How to complete this task | Whatever the records below say, write them all out exactly.

Provided material |

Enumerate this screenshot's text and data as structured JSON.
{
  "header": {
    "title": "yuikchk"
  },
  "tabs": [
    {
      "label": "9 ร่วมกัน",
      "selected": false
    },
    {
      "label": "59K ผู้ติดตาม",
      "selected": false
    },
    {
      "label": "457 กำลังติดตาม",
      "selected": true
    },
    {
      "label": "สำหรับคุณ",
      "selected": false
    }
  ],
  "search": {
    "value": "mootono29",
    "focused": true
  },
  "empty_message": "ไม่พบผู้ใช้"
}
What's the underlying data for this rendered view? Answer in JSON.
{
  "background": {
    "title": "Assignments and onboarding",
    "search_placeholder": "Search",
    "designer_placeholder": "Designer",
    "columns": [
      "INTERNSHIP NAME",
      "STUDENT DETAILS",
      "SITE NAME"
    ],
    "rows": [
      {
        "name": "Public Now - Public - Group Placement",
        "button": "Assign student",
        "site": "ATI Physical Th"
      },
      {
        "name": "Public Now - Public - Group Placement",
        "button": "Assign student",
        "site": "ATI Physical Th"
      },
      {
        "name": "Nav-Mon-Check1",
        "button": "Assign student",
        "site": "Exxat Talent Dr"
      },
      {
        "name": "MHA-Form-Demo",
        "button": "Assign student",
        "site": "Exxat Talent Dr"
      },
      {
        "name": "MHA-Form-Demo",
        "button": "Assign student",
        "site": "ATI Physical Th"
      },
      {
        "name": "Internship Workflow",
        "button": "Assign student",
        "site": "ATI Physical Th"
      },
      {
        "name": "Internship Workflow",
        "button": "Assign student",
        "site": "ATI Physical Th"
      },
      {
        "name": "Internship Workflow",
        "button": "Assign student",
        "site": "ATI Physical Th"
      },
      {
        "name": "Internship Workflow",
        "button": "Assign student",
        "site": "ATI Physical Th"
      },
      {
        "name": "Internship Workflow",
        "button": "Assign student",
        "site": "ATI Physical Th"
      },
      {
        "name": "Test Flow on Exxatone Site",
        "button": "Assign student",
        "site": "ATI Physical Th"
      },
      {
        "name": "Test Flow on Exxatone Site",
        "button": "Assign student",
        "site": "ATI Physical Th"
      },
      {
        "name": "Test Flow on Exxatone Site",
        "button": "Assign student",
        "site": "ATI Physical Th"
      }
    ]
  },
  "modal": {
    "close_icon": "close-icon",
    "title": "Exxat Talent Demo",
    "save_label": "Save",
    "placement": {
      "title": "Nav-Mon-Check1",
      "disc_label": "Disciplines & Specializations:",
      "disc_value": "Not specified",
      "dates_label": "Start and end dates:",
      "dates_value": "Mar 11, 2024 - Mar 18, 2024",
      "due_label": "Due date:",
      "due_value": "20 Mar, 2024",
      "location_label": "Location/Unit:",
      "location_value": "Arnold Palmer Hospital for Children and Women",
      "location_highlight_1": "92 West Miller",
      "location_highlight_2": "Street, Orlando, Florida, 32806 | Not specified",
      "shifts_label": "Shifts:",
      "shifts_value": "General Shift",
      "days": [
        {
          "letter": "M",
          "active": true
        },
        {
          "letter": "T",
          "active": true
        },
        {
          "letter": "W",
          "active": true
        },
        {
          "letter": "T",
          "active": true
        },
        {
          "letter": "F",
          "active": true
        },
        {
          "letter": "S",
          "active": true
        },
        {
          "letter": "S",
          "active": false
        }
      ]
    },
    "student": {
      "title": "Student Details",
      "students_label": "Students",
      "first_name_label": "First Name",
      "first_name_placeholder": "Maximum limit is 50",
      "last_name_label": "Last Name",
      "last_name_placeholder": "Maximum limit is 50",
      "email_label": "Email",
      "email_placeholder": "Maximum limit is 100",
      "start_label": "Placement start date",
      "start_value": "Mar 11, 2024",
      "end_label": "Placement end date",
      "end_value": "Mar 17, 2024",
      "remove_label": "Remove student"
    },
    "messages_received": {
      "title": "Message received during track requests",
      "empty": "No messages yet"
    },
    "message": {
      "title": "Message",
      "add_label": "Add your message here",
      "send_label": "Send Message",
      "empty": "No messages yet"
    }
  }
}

Answer for this exercise |
Enumerate this screenshot's text and data as structured JSON.
{
  "header": {
    "title": "yuikchk"
  },
  "tabs": [
    {
      "label": "9 ร่วมกัน",
      "selected": false
    },
    {
      "label": "59K ผู้ติดตาม",
      "selected": false
    },
    {
      "label": "457 กำลังติดตาม",
      "selected": true
    },
    {
      "label": "สำหรับคุณ",
      "selected": false
    }
  ],
  "search": {
    "value": "mootono29",
    "focused": true
  },
  "empty_message": "ไม่พบผู้ใช้"
}
What's the underlying data for this rendered view? Answer in JSON.
{
  "background": {
    "title": "Assignments and onboarding",
    "search_placeholder": "Search",
    "designer_placeholder": "Designer",
    "columns": [
      "INTERNSHIP NAME",
      "STUDENT DETAILS",
      "SITE NAME"
    ],
    "rows": [
      {
        "name": "Public Now - Public - Group Placement",
        "button": "Assign student",
        "site": "ATI Physical Th"
      },
      {
        "name": "Public Now - Public - Group Placement",
        "button": "Assign student",
        "site": "ATI Physical Th"
      },
      {
        "name": "Nav-Mon-Check1",
        "button": "Assign student",
        "site": "Exxat Talent Dr"
      },
      {
        "name": "MHA-Form-Demo",
        "button": "Assign student",
        "site": "Exxat Talent Dr"
      },
      {
        "name": "MHA-Form-Demo",
        "button": "Assign student",
        "site": "ATI Physical Th"
      },
      {
        "name": "Internship Workflow",
        "button": "Assign student",
        "site": "ATI Physical Th"
      },
      {
        "name": "Internship Workflow",
        "button": "Assign student",
        "site": "ATI Physical Th"
      },
      {
        "name": "Internship Workflow",
        "button": "Assign student",
        "site": "ATI Physical Th"
      },
      {
        "name": "Internship Workflow",
        "button": "Assign student",
        "site": "ATI Physical Th"
      },
      {
        "name": "Internship Workflow",
        "button": "Assign student",
        "site": "ATI Physical Th"
      },
      {
        "name": "Test Flow on Exxatone Site",
        "button": "Assign student",
        "site": "ATI Physical Th"
      },
      {
        "name": "Test Flow on Exxatone Site",
        "button": "Assign student",
        "site": "ATI Physical Th"
      },
      {
        "name": "Test Flow on Exxatone Site",
        "button": "Assign student",
        "site": "ATI Physical Th"
      }
    ]
  },
  "modal": {
    "close_icon": "close-icon",
    "title": "Exxat Talent Demo",
    "save_label": "Save",
    "placement": {
      "title": "Nav-Mon-Check1",
      "disc_label": "Disciplines & Specializations:",
      "disc_value": "Not specified",
      "dates_label": "Start and end dates:",
      "dates_value": "Mar 11, 2024 - Mar 18, 2024",
      "due_label": "Due date:",
      "due_value": "20 Mar, 2024",
      "location_label": "Location/Unit:",
      "location_value": "Arnold Palmer Hospital for Children and Women",
      "location_highlight_1": "92 West Miller",
      "location_highlight_2": "Street, Orlando, Florida, 32806 | Not specified",
      "shifts_label": "Shifts:",
      "shifts_value": "General Shift",
      "days": [
        {
          "letter": "M",
          "active": true
        },
        {
          "letter": "T",
          "active": true
        },
        {
          "letter": "W",
          "active": true
        },
        {
          "letter": "T",
          "active": true
        },
        {
          "letter": "F",
          "active": true
        },
        {
          "letter": "S",
          "active": true
        },
        {
          "letter": "S",
          "active": false
        }
      ]
    },
    "student": {
      "title": "Student Details",
      "students_label": "Students",
      "first_name_label": "First Name",
      "first_name_placeholder": "Maximum limit is 50",
      "last_name_label": "Last Name",
      "last_name_placeholder": "Maximum limit is 50",
      "email_label": "Email",
      "email_placeholder": "Maximum limit is 100",
      "start_label": "Placement start date",
      "start_value": "Mar 11, 2024",
      "end_label": "Placement end date",
      "end_value": "Mar 17, 2024",
      "remove_label": "Remove student"
    },
    "messages_received": {
      "title": "Message received during track requests",
      "empty": "No messages yet"
    },
    "message": {
      "title": "Message",
      "add_label": "Add your message here",
      "send_label": "Send Message",
      "empty": "No messages yet"
    }
  }
}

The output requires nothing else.